This edition of Billy Taylor's Jazz At The Kennedy Center spotlights violinist John Blake. Blake has worked with saxophonist Grover Washington Jr. and pianist McCoy Tyner, among other jazz greats, led groups under his own name and distinguished himself as a music educator. After opening with an unabashedly swinging reading of Nat Adderley's "Work Song" — which also features Dr. Taylor on piano, bassist Chip Jackson and drummer Winard Harper — Blake, a native Philadelphian, begins discussing the origins of his musical development. He informs Dr. Taylor and the Kennedy Center audience that his first instrument was not the violin but the piano. As with many jazz musicians, his musical foundation came from the European classical tradition.
By the time Blake reached third grade, however, he'd discovered the instrument for which he is best known and became acquainted with the work of renowned violinists such as Isaac Stern.
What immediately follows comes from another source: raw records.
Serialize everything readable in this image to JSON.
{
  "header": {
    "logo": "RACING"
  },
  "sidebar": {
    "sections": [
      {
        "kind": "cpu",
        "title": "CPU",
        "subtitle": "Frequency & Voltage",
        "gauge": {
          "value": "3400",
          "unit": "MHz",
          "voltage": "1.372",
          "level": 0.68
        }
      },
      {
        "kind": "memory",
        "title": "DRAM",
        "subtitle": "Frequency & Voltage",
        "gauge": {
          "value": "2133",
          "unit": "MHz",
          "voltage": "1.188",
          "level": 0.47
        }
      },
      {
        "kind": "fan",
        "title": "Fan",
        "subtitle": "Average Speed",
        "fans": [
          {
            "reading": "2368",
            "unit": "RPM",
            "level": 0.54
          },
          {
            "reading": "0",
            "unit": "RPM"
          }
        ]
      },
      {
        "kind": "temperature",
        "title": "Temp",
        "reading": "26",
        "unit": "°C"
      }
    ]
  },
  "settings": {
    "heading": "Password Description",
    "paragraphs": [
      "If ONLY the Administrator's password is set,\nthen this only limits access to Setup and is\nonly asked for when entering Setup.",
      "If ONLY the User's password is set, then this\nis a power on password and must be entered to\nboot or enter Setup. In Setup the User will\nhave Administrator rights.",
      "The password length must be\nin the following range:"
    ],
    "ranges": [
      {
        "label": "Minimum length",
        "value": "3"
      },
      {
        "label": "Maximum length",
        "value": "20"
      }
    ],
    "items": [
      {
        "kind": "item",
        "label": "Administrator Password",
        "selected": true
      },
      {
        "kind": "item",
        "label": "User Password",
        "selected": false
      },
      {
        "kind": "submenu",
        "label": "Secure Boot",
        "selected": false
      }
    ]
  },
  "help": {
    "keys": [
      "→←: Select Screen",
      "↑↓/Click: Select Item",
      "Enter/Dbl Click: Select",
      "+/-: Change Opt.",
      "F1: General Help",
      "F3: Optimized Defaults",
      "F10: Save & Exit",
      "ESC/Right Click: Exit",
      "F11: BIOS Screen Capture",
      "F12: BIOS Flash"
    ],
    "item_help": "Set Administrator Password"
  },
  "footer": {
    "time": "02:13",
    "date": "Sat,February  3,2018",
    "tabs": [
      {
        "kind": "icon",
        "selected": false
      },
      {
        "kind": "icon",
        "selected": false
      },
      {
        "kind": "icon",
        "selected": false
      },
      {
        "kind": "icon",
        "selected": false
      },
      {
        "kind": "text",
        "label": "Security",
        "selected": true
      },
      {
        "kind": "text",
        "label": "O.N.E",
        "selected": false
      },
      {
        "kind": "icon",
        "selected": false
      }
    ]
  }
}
Later in his musical studies, Blake discovered Indian music — an influence which continues to inform his approach to the instrument and which finds its way into a uniquely lyrical reading of "All The Things You Are" with Dr. Taylor and his trio.
Following this well-received performance, Blake and Dr. Taylor discuss the influence of the late saxophonist Grover Washington Jr. and Blake's five-year tenure with pianist McCoy Tyner. The violinist then delights the Kennedy Center audience with a rhythmically fecund solo reading of Tyner's "Passion Dance."
In the course of answering audience questions with Dr. Taylor, Blake is asked the source of his greatest musical inspiration. His mother "playing behind church choirs," he responds, noting that he tries to infuse his playing with the same degree of passion and inspiration. After an appropriately passionate, Latin-tinged interpretation of "Here's That Rainy Day" performed with the trio, Dr. Taylor asks Blake if there is a different technique for teaching jazz rather than classical music. Blake tells Dr. Taylor that a key to introducing students to jazz is getting them to embrace the concepts of improvisation and imagination. Those concepts and more are magnificently displayed in the evening's concluding performance, a robustly swinging rendition of the Dizzy Gillespie classic "A Night In Tunisia."